• **Assignment**
Give back every entry below, unchanged.

-- Opening Marker --

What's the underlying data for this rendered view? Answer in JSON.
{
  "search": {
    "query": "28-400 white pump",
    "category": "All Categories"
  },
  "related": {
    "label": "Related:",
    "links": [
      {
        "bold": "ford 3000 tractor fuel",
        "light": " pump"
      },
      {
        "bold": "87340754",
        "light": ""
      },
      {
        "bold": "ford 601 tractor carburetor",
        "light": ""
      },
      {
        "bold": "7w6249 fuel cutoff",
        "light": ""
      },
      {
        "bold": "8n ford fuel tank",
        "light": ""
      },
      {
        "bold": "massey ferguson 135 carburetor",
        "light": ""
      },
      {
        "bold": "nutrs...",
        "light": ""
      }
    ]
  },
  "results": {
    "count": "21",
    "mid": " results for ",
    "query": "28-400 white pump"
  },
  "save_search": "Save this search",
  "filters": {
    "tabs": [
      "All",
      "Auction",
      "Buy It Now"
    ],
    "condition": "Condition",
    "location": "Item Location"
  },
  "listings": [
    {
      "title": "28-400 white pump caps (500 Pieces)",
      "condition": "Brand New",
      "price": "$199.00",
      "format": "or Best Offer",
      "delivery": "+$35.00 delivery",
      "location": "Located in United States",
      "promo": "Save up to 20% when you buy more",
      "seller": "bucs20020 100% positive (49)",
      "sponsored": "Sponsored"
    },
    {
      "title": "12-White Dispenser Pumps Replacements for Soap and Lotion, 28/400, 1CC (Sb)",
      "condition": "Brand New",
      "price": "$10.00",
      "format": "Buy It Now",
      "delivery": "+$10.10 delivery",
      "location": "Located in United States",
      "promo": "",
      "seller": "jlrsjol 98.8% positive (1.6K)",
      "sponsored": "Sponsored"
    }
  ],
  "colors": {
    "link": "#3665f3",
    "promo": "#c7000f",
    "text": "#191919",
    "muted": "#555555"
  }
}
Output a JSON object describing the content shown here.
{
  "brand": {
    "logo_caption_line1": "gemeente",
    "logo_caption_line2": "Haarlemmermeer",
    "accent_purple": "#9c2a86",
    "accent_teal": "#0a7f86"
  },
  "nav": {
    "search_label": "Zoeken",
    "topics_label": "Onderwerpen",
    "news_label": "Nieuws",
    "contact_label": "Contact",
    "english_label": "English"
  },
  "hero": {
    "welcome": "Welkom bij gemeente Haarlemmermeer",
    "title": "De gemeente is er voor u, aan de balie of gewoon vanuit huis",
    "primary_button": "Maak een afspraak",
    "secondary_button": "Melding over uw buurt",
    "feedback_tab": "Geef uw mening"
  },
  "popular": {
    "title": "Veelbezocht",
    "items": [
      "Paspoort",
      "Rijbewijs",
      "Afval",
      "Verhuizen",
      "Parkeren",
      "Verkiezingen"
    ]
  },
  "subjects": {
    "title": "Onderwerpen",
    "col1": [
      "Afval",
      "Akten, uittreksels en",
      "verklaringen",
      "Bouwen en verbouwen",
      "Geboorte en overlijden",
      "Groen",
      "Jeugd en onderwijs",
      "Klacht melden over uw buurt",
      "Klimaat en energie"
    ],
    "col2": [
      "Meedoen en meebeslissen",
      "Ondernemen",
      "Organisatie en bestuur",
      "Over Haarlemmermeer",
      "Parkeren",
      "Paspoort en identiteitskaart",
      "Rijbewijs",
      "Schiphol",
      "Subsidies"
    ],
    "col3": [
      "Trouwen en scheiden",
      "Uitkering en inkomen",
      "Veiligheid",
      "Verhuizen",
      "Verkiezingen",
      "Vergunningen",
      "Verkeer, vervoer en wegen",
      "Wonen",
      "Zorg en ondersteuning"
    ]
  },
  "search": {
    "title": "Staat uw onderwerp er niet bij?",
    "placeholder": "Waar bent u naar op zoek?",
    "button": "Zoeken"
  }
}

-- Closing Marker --

• **Final answer**
What's the underlying data for this rendered view? Answer in JSON.
{
  "search": {
    "query": "28-400 white pump",
    "category": "All Categories"
  },
  "related": {
    "label": "Related:",
    "links": [
      {
        "bold": "ford 3000 tractor fuel",
        "light": " pump"
      },
      {
        "bold": "87340754",
        "light": ""
      },
      {
        "bold": "ford 601 tractor carburetor",
        "light": ""
      },
      {
        "bold": "7w6249 fuel cutoff",
        "light": ""
      },
      {
        "bold": "8n ford fuel tank",
        "light": ""
      },
      {
        "bold": "massey ferguson 135 carburetor",
        "light": ""
      },
      {
        "bold": "nutrs...",
        "light": ""
      }
    ]
  },
  "results": {
    "count": "21",
    "mid": " results for ",
    "query": "28-400 white pump"
  },
  "save_search": "Save this search",
  "filters": {
    "tabs": [
      "All",
      "Auction",
      "Buy It Now"
    ],
    "condition": "Condition",
    "location": "Item Location"
  },
  "listings": [
    {
      "title": "28-400 white pump caps (500 Pieces)",
      "condition": "Brand New",
      "price": "$199.00",
      "format": "or Best Offer",
      "delivery": "+$35.00 delivery",
      "location": "Located in United States",
      "promo": "Save up to 20% when you buy more",
      "seller": "bucs20020 100% positive (49)",
      "sponsored": "Sponsored"
    },
    {
      "title": "12-White Dispenser Pumps Replacements for Soap and Lotion, 28/400, 1CC (Sb)",
      "condition": "Brand New",
      "price": "$10.00",
      "format": "Buy It Now",
      "delivery": "+$10.10 delivery",
      "location": "Located in United States",
      "promo": "",
      "seller": "jlrsjol 98.8% positive (1.6K)",
      "sponsored": "Sponsored"
    }
  ],
  "colors": {
    "link": "#3665f3",
    "promo": "#c7000f",
    "text": "#191919",
    "muted": "#555555"
  }
}
Output a JSON object describing the content shown here.
{
  "brand": {
    "logo_caption_line1": "gemeente",
    "logo_caption_line2": "Haarlemmermeer",
    "accent_purple": "#9c2a86",
    "accent_teal": "#0a7f86"
  },
  "nav": {
    "search_label": "Zoeken",
    "topics_label": "Onderwerpen",
    "news_label": "Nieuws",
    "contact_label": "Contact",
    "english_label": "English"
  },
  "hero": {
    "welcome": "Welkom bij gemeente Haarlemmermeer",
    "title": "De gemeente is er voor u, aan de balie of gewoon vanuit huis",
    "primary_button": "Maak een afspraak",
    "secondary_button": "Melding over uw buurt",
    "feedback_tab": "Geef uw mening"
  },
  "popular": {
    "title": "Veelbezocht",
    "items": [
      "Paspoort",
      "Rijbewijs",
      "Afval",
      "Verhuizen",
      "Parkeren",
      "Verkiezingen"
    ]
  },
  "subjects": {
    "title": "Onderwerpen",
    "col1": [
      "Afval",
      "Akten, uittreksels en",
      "verklaringen",
      "Bouwen en verbouwen",
      "Geboorte en overlijden",
      "Groen",
      "Jeugd en onderwijs",
      "Klacht melden over uw buurt",
      "Klimaat en energie"
    ],
    "col2": [
      "Meedoen en meebeslissen",
      "Ondernemen",
      "Organisatie en bestuur",
      "Over Haarlemmermeer",
      "Parkeren",
      "Paspoort en identiteitskaart",
      "Rijbewijs",
      "Schiphol",
      "Subsidies"
    ],
    "col3": [
      "Trouwen en scheiden",
      "Uitkering en inkomen",
      "Veiligheid",
      "Verhuizen",
      "Verkiezingen",
      "Vergunningen",
      "Verkeer, vervoer en wegen",
      "Wonen",
      "Zorg en ondersteuning"
    ]
  },
  "search": {
    "title": "Staat uw onderwerp er niet bij?",
    "placeholder": "Waar bent u naar op zoek?",
    "button": "Zoeken"
  }
}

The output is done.